…..Exaggeration, you will say, an absurd exaggeration! And that’s what we too think sometimes about this delirious enthusiasm of the Viennese for music and theatre. Yes, I know it is sometimes absurd. For example, when the Viennese plucked hairs from the manes of the horses harnessed to Fanny Elssler’s coach; and I know too we have paid dearly for this fanaticism. For while the Viennese were caught up in their unbridled passion for theatre and music, the Germans were overtaking them in the domain of technology, efficiency and the more practical things of existence. But let us not forget: such overvaluing also creates values. Only where true enthusiasm for art exists does the artist feel comfortable, when so much is demanded of art. I believe there is no other city where the musician, the singer, the actor, the conductor, the director are placed under more scrutiny and constrained by a greater tension. There is not only the critique of opening night, but also an unrelenting and entrenched public critique. In Vienna, no mistake is tolerated at any concert; every performance, whether it be the twentieth or hundredth, is subjected to the same degree of lucid and penetrating critique on the part of every spectator or listener. We are accustomed to the highest levels of quality and are not willing to give an inch. This knowledge was forged in us from an early age. When I attended high school, I was one among two dozen of my classmates who never missed a performance at the Burgtheater or the Opera; being the true Viennese we were, we cared nothing for politics or political economics and we would have been ashamed to know anything about sport. Even today I can’t make out the difference between cricket and golf and the football reports in the papers might as well be written in Chinese. But at the age of fourteen or fifteen I could discern any slip or cursoriness in a production; and we knew exactly by which means this or that conductor raised the tempo. We were for or against such and such an artist; we either worshipped them or reviled them, we two dozen of our class. Imagine then these two dozen high school students multiplied by fifty schools, plus a university, a bourgeoisie, a whole city, and you may comprehend the level of tension that such an interest in all theatrical and musical works must engender, how much this untiring, relentless scrutiny must have stimulated the overall level of these musical and theatrical works. Every musician, every artist knew that no drop in standards would be tolerated in Vienna, that he had to strive to the maximum if he were to maintain his standing. This scrutiny carried into the lower stratum of the people. The regimental orchestras competed between themselves, and our army possessed—I always remember the debut of Lehár—far better conductors than generals. The little female orchestras in the Prater, the pianists in the cabaret, where they drank new wine, were all placed under this merciless scrutiny, for the quality of the orchestra was for the ordinary Viennese as important as that of the wine; the musician had to play well, otherwise he was lost, he was dismissed.
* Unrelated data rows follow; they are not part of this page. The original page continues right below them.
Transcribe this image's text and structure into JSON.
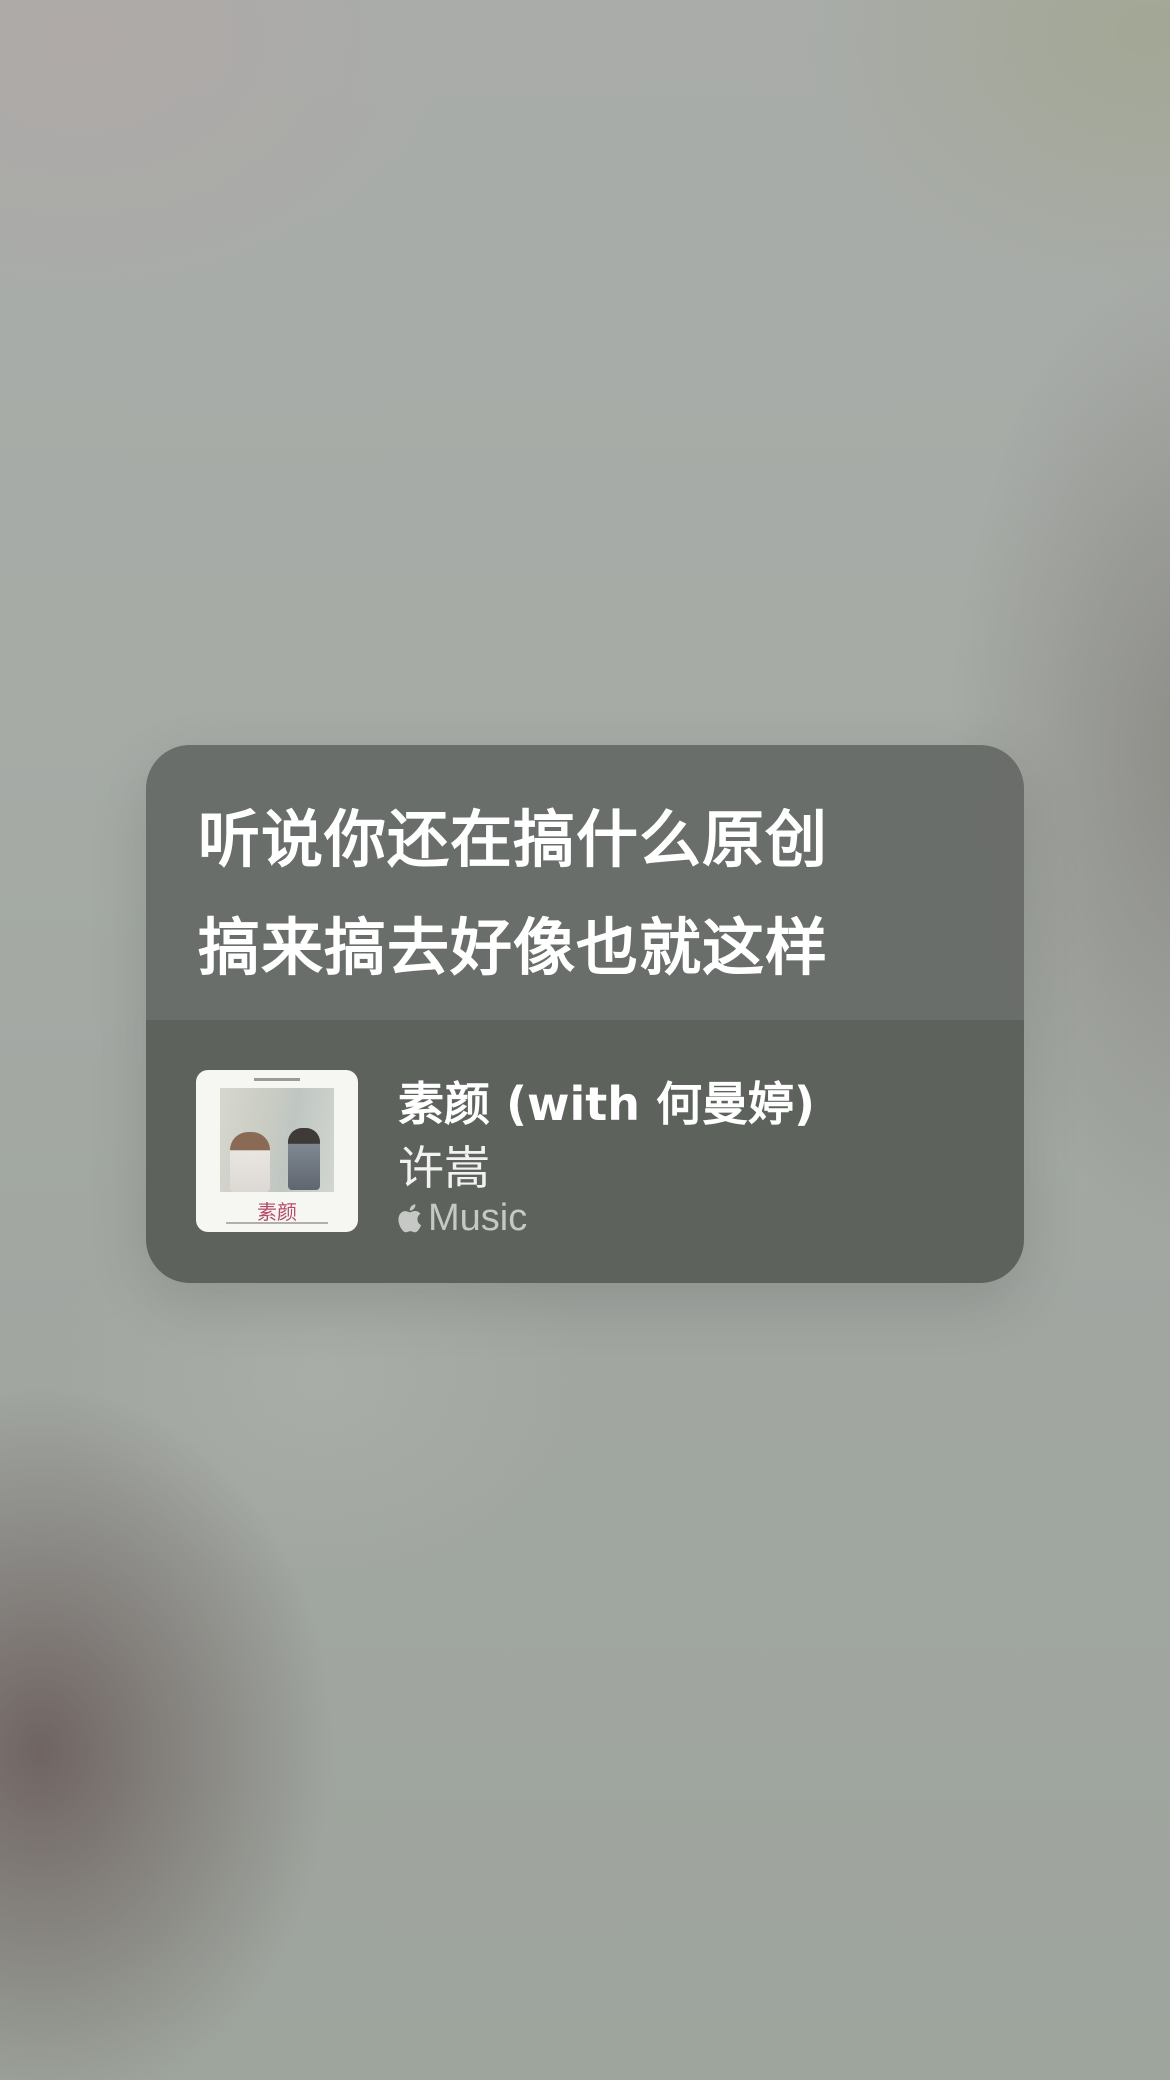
{
  "lyrics": {
    "line1": "听说你还在搞什么原创",
    "line2": "搞来搞去好像也就这样"
  },
  "track": {
    "title": "素颜 (with 何曼婷)",
    "artist": "许嵩",
    "service_label": "Music",
    "service_icon": "apple-logo-icon",
    "artwork_icon": "album-artwork",
    "artwork_title": "素颜"
  }
}
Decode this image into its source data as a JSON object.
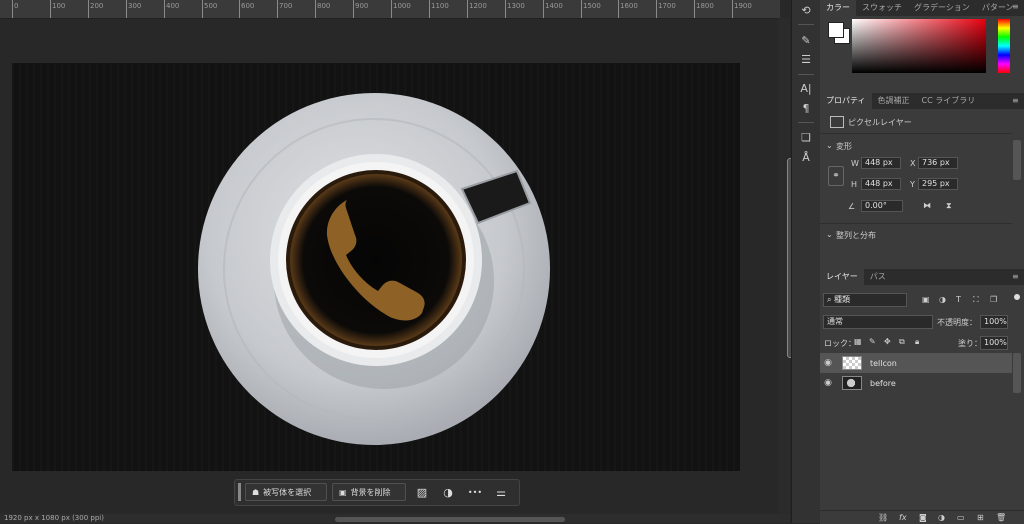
{
  "ruler": {
    "labels": [
      "0",
      "100",
      "200",
      "300",
      "400",
      "500",
      "600",
      "700",
      "800",
      "900",
      "1000",
      "1100",
      "1200",
      "1300",
      "1400",
      "1500",
      "1600",
      "1700",
      "1800",
      "1900"
    ]
  },
  "status": {
    "doc_info": "1920 px x 1080 px (300 ppi)"
  },
  "taskbar": {
    "select_subject": "被写体を選択",
    "remove_background": "背景を削除",
    "more": "•••"
  },
  "color_panel": {
    "tabs": [
      "カラー",
      "スウォッチ",
      "グラデーション",
      "パターン"
    ],
    "active_tab": "カラー",
    "foreground": "#ffffff",
    "background": "#ffffff"
  },
  "properties_panel": {
    "tabs": [
      "プロパティ",
      "色調補正",
      "CC ライブラリ"
    ],
    "active_tab": "プロパティ",
    "layer_type": "ピクセルレイヤー",
    "transform_header": "変形",
    "w_label": "W",
    "w_value": "448 px",
    "x_label": "X",
    "x_value": "736 px",
    "h_label": "H",
    "h_value": "448 px",
    "y_label": "Y",
    "y_value": "295 px",
    "angle_value": "0.00°",
    "align_header": "整列と分布"
  },
  "layers_panel": {
    "tabs": [
      "レイヤー",
      "パス"
    ],
    "active_tab": "レイヤー",
    "filter_kind": "種類",
    "blend_mode": "通常",
    "opacity_label": "不透明度：",
    "opacity_value": "100%",
    "lock_label": "ロック：",
    "fill_label": "塗り：",
    "fill_value": "100%",
    "layers": [
      {
        "name": "tellcon",
        "selected": true
      },
      {
        "name": "before",
        "selected": false
      }
    ],
    "footer_icons": [
      "link-icon",
      "fx-icon",
      "mask-icon",
      "adjustment-icon",
      "folder-icon",
      "new-layer-icon",
      "trash-icon"
    ]
  }
}
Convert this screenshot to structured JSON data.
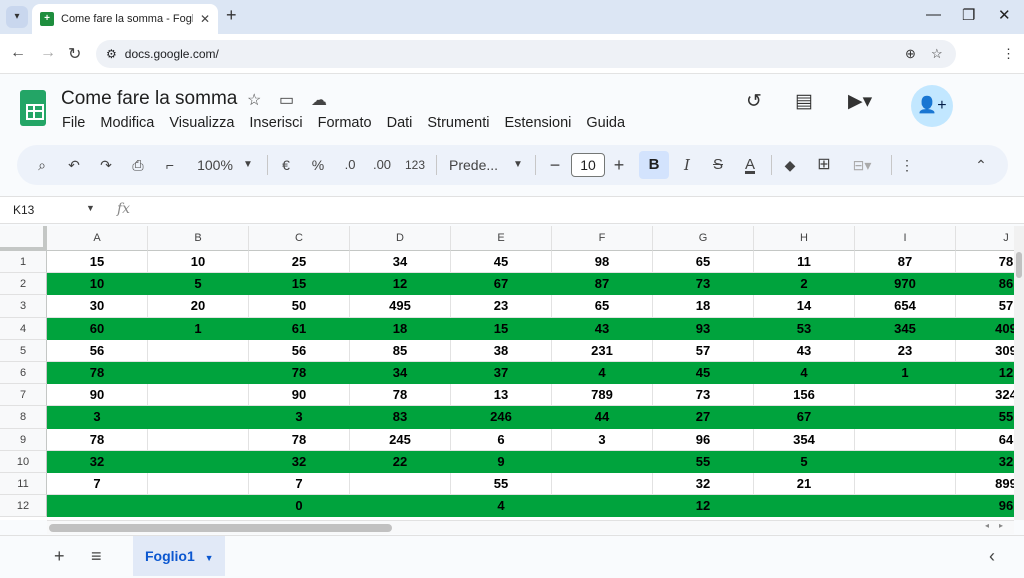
{
  "browser": {
    "tab_title": "Come fare la somma - Fogli Go",
    "url": "docs.google.com/",
    "new_tab_glyph": "+",
    "minimize_glyph": "—",
    "maximize_glyph": "❐",
    "close_glyph": "✕"
  },
  "doc": {
    "title": "Come fare la somma",
    "menu": [
      "File",
      "Modifica",
      "Visualizza",
      "Inserisci",
      "Formato",
      "Dati",
      "Strumenti",
      "Estensioni",
      "Guida"
    ]
  },
  "toolbar": {
    "zoom": "100%",
    "currency": "€",
    "percent": "%",
    "dec_decrease": ".0",
    "dec_increase": ".00",
    "format_number": "123",
    "font_name": "Prede...",
    "font_size": "10",
    "bold": "B",
    "italic": "I",
    "strike": "S",
    "text_color": "A"
  },
  "formula_bar": {
    "name_box": "K13",
    "fx": "fx"
  },
  "grid": {
    "columns": [
      "A",
      "B",
      "C",
      "D",
      "E",
      "F",
      "G",
      "H",
      "I",
      "J"
    ],
    "rows": [
      {
        "n": "1",
        "cells": [
          "15",
          "10",
          "25",
          "34",
          "45",
          "98",
          "65",
          "11",
          "87",
          "78"
        ]
      },
      {
        "n": "2",
        "cells": [
          "10",
          "5",
          "15",
          "12",
          "67",
          "87",
          "73",
          "2",
          "970",
          "86"
        ]
      },
      {
        "n": "3",
        "cells": [
          "30",
          "20",
          "50",
          "495",
          "23",
          "65",
          "18",
          "14",
          "654",
          "57"
        ]
      },
      {
        "n": "4",
        "cells": [
          "60",
          "1",
          "61",
          "18",
          "15",
          "43",
          "93",
          "53",
          "345",
          "409"
        ]
      },
      {
        "n": "5",
        "cells": [
          "56",
          "",
          "56",
          "85",
          "38",
          "231",
          "57",
          "43",
          "23",
          "309"
        ]
      },
      {
        "n": "6",
        "cells": [
          "78",
          "",
          "78",
          "34",
          "37",
          "4",
          "45",
          "4",
          "1",
          "12"
        ]
      },
      {
        "n": "7",
        "cells": [
          "90",
          "",
          "90",
          "78",
          "13",
          "789",
          "73",
          "156",
          "",
          "324"
        ]
      },
      {
        "n": "8",
        "cells": [
          "3",
          "",
          "3",
          "83",
          "246",
          "44",
          "27",
          "67",
          "",
          "55"
        ]
      },
      {
        "n": "9",
        "cells": [
          "78",
          "",
          "78",
          "245",
          "6",
          "3",
          "96",
          "354",
          "",
          "64"
        ]
      },
      {
        "n": "10",
        "cells": [
          "32",
          "",
          "32",
          "22",
          "9",
          "",
          "55",
          "5",
          "",
          "32"
        ]
      },
      {
        "n": "11",
        "cells": [
          "7",
          "",
          "7",
          "",
          "55",
          "",
          "32",
          "21",
          "",
          "899"
        ]
      },
      {
        "n": "12",
        "cells": [
          "",
          "",
          "0",
          "",
          "4",
          "",
          "12",
          "",
          "",
          "96"
        ]
      }
    ],
    "colors": {
      "green_row": "#00a33d",
      "white_row": "#ffffff"
    }
  },
  "sheets": {
    "active": "Foglio1"
  }
}
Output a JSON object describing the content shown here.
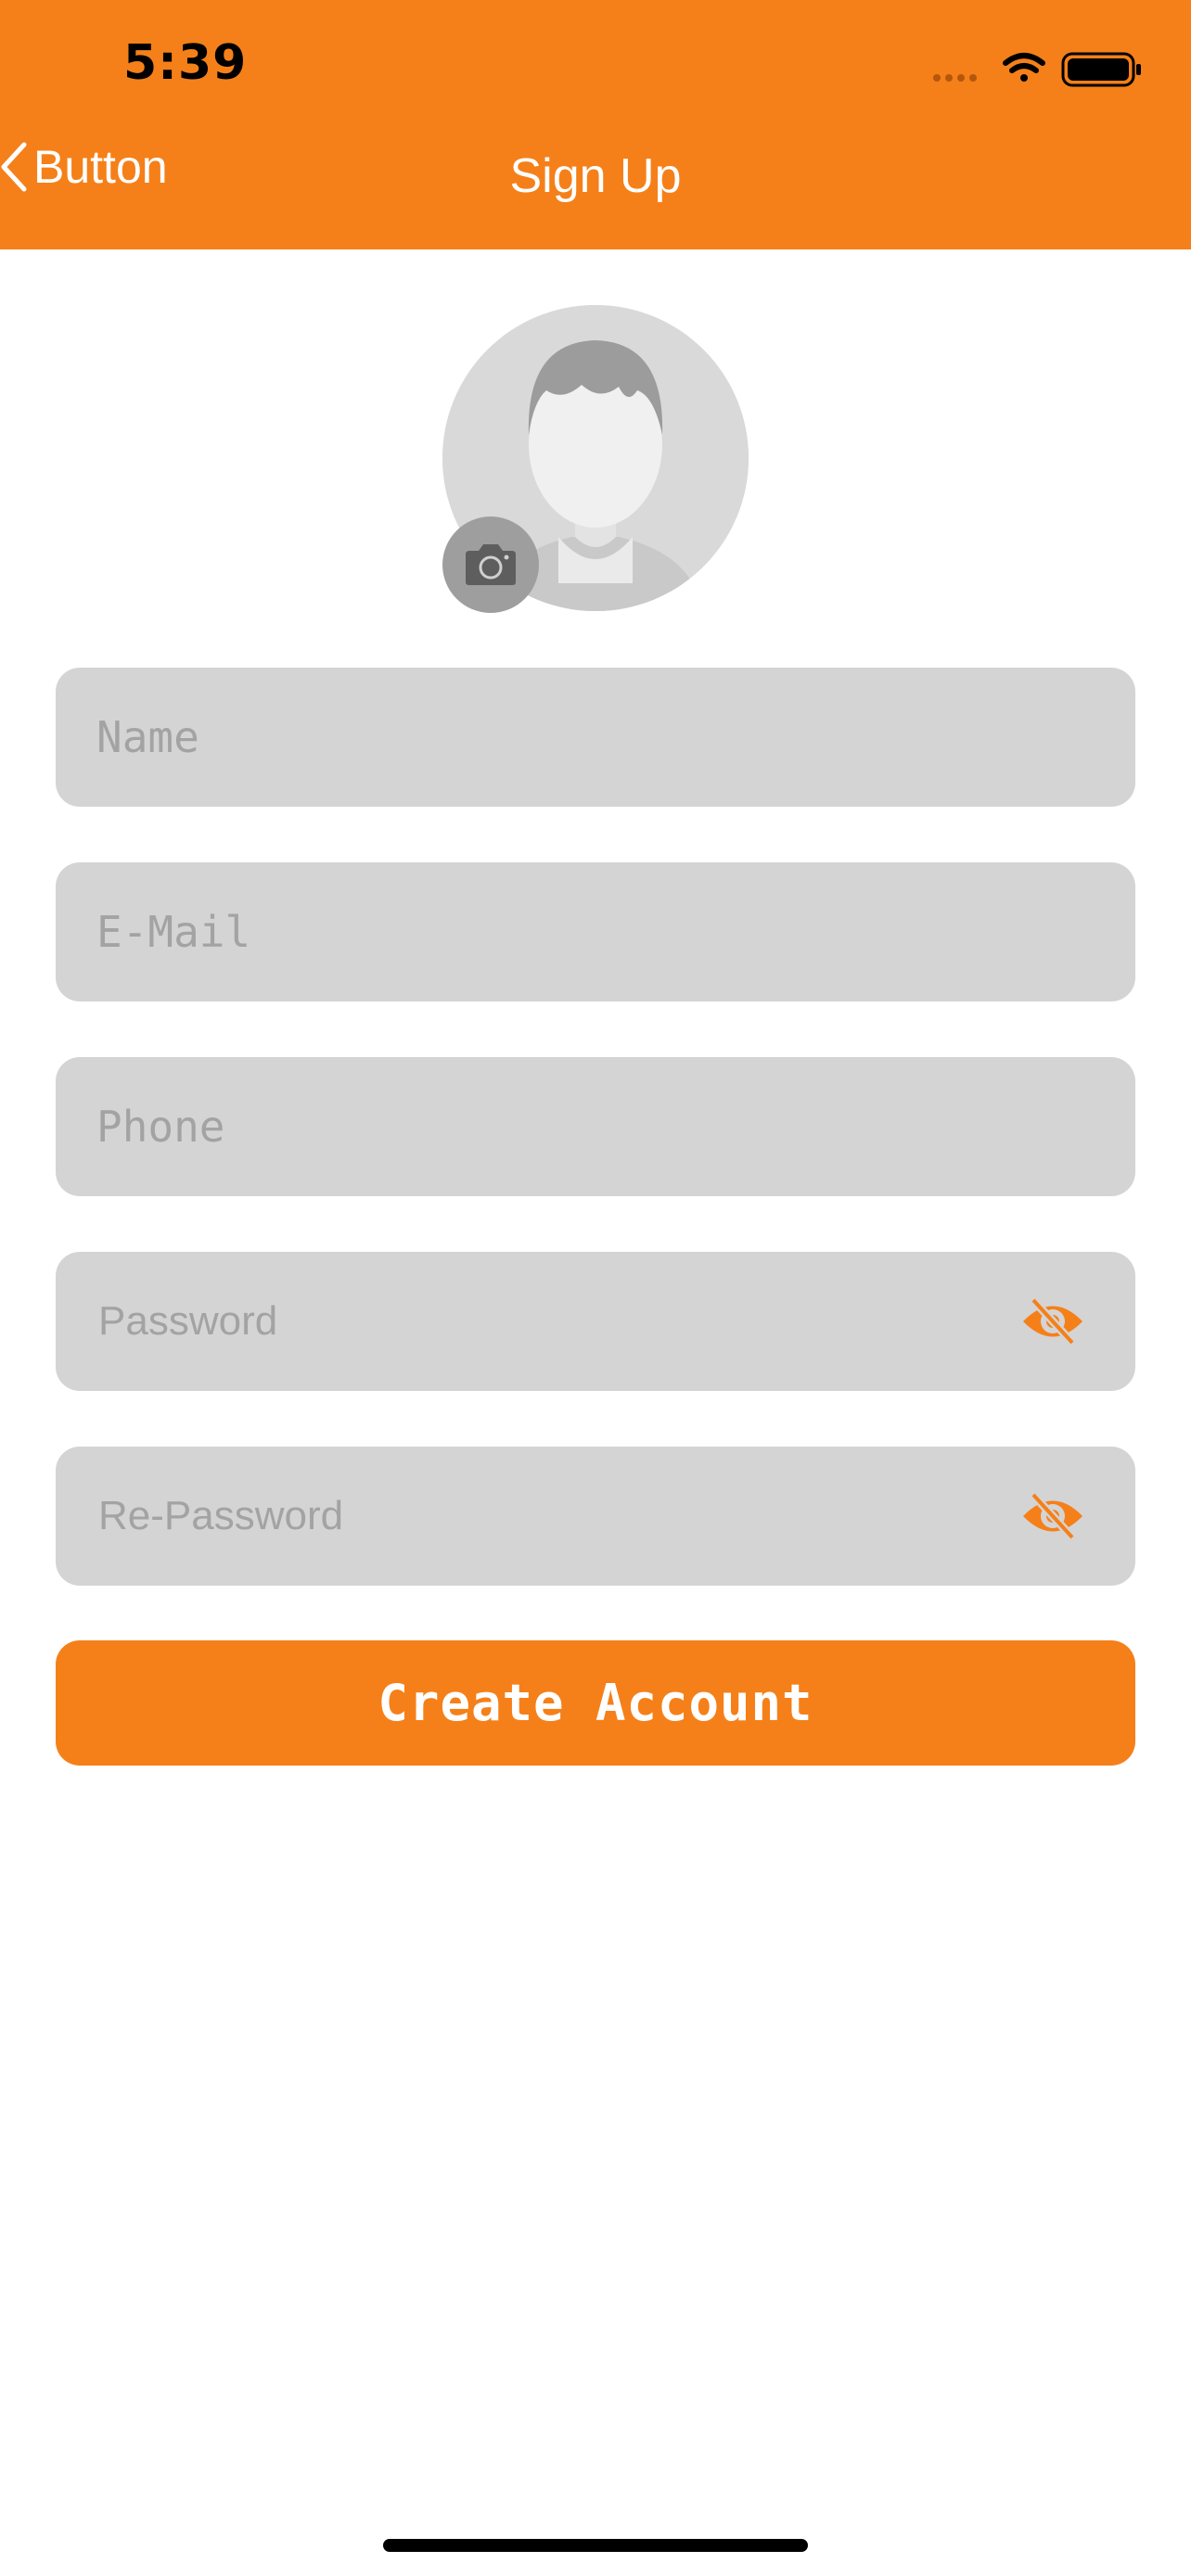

Yes, it was strange, everywhere in Vienna, in public life and morals, in the city administration, there was a good deal of nonchalance, indifference, mellowness, a sort of “sloppiness”, we used to say. But in the sphere of art no negligence was excused, no sluggishness was tolerated. It is possible that in this exaggerated passion for music, theatre, culture, Vienna, the Hapsburgs and Austria as a whole had forfeited political success. But it is this we can thank for our musical empire...."

Artist : William Crawford Galbraith, The New Yorker,  September 24 1938